GSK launches #TackleMeningitis awareness campaign with rugby stars Rory Best and Matt Dawson

New survey shows that Irish parents are misinformed when it comes to diagnosing the disease: nearly 45% incorrectly believe that a rash is the first symptom to appear

According to a new survey conducted by GSK, 44% of Irish parents think a distinctive rash is the first symptom of meningitis, despite the fact it often appears after other symptoms, or not at all.1

To mark World Meningitis Day, GSK has announced the launch of the Tackle Meningitis campaign in partnership with Irish Rugby captain Rory Best and former England Rugby player, Matt Dawson whose son previously contracted the disease. The initiative is aimed at raising awareness of meningitis, which is a rare but potentially fatal disease. The campaign is backed by Irish charities, Meningitis Research Foundation and ACT for Meningitis.

Tackle Meningitis aims to increase understanding of the disease, its symptoms and the fact that there are different strains of meningitis that can affect both children and young people, using the influence of sport to reach as many people as possible.  As part of GSK’s campaign, a survey of 700 Irish parents revealed that awareness of the signs and symptoms of meningitis remains worryingly low despite 92% of parents surveyed being either concerned or very concerned about the disease. 1

The survey also flagged a number of other important barriers to greater awareness, including a lack of knowledge about the age ranges at risk and how the disease is passed on, with over a third unaware how the disease is contracted. Also nearly half of respondents were unaware how many strains of meningitis there are.1

The campaign will raise awareness of existing information and materials that can be used to help spot suspected cases of meningitis, in hope that parents better understand this disease, how to spot symptoms and how it can be prevented.  It also aims to increase understanding around the solutions to the disease: whilst raising awareness that no single vaccine protects from all strains, there are vaccines available to prevent the meningococcal B and C strains, which cause the majority of the disease in Ireland, both of which are part of the national immunisation programme.2

Matt Dawson has first-hand experience of meningitis after his three-year old son, Sami, contracted meningitis and remained critically ill on a life-support machine for two weeks afterwards. Sami subsequently recovered from the disease and Matt now wants parents and families to receive the knowledge and education that he feels he lacked.

Matt said: 
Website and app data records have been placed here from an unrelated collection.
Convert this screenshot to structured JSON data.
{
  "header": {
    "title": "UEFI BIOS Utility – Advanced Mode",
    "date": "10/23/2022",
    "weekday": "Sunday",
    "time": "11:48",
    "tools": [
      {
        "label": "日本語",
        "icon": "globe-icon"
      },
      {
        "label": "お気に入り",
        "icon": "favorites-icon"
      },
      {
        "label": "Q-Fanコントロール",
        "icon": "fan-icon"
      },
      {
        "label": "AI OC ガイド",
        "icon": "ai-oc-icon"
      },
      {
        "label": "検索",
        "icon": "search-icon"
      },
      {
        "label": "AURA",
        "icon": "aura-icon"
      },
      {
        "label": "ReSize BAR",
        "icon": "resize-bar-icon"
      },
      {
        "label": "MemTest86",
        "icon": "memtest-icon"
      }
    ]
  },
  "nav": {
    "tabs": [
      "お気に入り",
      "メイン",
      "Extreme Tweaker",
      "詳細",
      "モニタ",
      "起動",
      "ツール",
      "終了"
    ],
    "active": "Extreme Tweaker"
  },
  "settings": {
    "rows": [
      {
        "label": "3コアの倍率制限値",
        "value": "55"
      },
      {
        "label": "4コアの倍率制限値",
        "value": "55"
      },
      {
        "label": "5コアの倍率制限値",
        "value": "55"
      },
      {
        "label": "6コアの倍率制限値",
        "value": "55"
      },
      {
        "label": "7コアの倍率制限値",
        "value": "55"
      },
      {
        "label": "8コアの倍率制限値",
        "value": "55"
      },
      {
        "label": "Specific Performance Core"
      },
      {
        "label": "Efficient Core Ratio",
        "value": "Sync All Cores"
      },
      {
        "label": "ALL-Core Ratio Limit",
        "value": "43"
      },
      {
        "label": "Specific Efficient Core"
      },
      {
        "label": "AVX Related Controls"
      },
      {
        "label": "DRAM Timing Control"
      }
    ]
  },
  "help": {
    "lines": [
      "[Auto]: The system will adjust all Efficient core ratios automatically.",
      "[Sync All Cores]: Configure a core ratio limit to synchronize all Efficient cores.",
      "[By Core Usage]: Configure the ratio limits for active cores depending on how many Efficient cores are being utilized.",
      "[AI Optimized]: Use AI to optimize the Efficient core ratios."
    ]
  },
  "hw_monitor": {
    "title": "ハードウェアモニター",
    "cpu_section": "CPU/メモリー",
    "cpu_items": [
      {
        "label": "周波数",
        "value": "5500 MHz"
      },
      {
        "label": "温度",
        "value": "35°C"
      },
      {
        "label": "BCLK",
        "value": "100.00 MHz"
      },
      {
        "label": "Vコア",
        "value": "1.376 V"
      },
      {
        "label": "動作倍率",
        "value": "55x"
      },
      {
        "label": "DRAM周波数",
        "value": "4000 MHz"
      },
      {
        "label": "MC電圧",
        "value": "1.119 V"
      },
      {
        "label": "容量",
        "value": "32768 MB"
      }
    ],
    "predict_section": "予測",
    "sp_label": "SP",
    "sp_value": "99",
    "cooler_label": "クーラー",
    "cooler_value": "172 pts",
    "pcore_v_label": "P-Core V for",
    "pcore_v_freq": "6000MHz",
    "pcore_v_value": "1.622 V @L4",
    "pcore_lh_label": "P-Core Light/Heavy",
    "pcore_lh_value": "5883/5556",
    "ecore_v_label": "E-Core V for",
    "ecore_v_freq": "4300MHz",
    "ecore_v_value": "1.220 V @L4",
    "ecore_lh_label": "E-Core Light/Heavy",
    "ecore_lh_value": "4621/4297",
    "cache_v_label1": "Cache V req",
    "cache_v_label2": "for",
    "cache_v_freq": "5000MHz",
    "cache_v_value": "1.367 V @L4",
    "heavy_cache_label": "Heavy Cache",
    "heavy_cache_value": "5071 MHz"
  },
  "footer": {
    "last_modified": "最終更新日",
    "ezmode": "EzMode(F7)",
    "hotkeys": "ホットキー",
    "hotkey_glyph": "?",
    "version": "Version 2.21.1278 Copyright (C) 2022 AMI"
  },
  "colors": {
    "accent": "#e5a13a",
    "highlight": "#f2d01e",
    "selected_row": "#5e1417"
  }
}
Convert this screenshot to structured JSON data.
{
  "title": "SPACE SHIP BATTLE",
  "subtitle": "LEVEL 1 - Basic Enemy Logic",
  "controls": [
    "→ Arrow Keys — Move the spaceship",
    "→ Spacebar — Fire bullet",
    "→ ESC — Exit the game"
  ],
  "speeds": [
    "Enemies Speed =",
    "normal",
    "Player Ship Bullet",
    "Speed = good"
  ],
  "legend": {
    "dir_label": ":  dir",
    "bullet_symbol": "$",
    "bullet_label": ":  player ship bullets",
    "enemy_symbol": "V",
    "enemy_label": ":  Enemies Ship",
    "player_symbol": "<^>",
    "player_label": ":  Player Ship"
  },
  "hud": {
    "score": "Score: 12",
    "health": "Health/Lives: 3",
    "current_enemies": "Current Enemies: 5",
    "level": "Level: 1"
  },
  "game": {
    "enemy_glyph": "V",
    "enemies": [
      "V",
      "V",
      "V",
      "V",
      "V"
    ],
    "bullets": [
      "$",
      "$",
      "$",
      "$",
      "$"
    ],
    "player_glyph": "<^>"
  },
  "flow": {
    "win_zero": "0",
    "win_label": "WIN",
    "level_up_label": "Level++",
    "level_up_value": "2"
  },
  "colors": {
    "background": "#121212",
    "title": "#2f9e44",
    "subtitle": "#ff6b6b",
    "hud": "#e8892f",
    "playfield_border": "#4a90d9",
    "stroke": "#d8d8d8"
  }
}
“I wish I had known more about meningitis and what to look out for. People only think of the glass test, but there are other lesser known symptoms that it’s very important to be aware of. In truth, I was fairly ignorant about how dangerous it can be, but thankfully we turned out to be incredibly lucky. With this disease, even a matter of minutes can make a huge difference to the outcome. I feel passionate about standing behind a campaign which uses the power and influence of sport and its ability to reach people of all ages.”

Ireland Rugby Captain Rory Best, himself a father of two, and friend of Matt, wanted to support him in helping raise awareness of meningitis in Ireland.

Rory said:

“As a parent myself, you always fear meningitis and when I heard what happened to Matt’s son, I realised that I myself was perhaps not as informed as I could be around this disease. It was important to me to stand beside Matt and help him educate people around meningitis”.

Caroline Krieger, Medical Information Officer with the Meningitis Research Foundation, said: 

“Meningitis is a devastating disease that can kill or cause disability in a matter of hours. Amongst those most at risk are babies, children and young people, but anyone can be affected. Knowing the signs, symptoms and steps to take is crucial in order to act fast and improve outcomes. The narrow-time window for diagnosis of meningitis and the absence of effective vaccines for all strains of the disease means that it is essential for parents, carers and health professionals to be aware of the signs and symptoms of the disease. Our hope is that campaigns like Tackle Meningitis will help to ensure that all parents are aware of meningitis and septicaemia and know when to seek medical help.”

Siobhan Carroll, CEO of ACT for Meningitis commented:

“We welcome GSK’s efforts to create greater awareness around meningitis and applaud Matt Dawson’s courage in using his experience of the disease to help save lives. We know how important the awareness message is, having distributed over 200,000 free signs and symptoms cards to date which provided clear and accurate information for more people than ever before. As parents like Matt Dawson have found, the early symptoms of the disease can be overlooked. In some cases, may have devastating consequences. We are particularly excited to see how ‘Tackle Meningitis’ utilises sport to reach those who still don’t know about the disease.”

References

1Gsk, tackle meningitis survey, april 2017

2http://www.hpsc.ie/a-z/vaccinepreventable/bacterialmeningitis/publications/annualreports/meningococcaldiseaseannualreports/

3bacterial meningitis and invasive meningococcal disease, frequently asked questions, http://www.hpsc.ie/A-Z/VaccinePreventable/BacterialMeningitis/Factsheets/

4hse health finder, meningitis, http://www.hse.ie/eng/health/az/M/Meningitis/ accessed april 2017

5meningitis now.  https://www.meningitisnow.org/meningitis-explained/what-is-meningitis/meningitis-vaccines/april 2017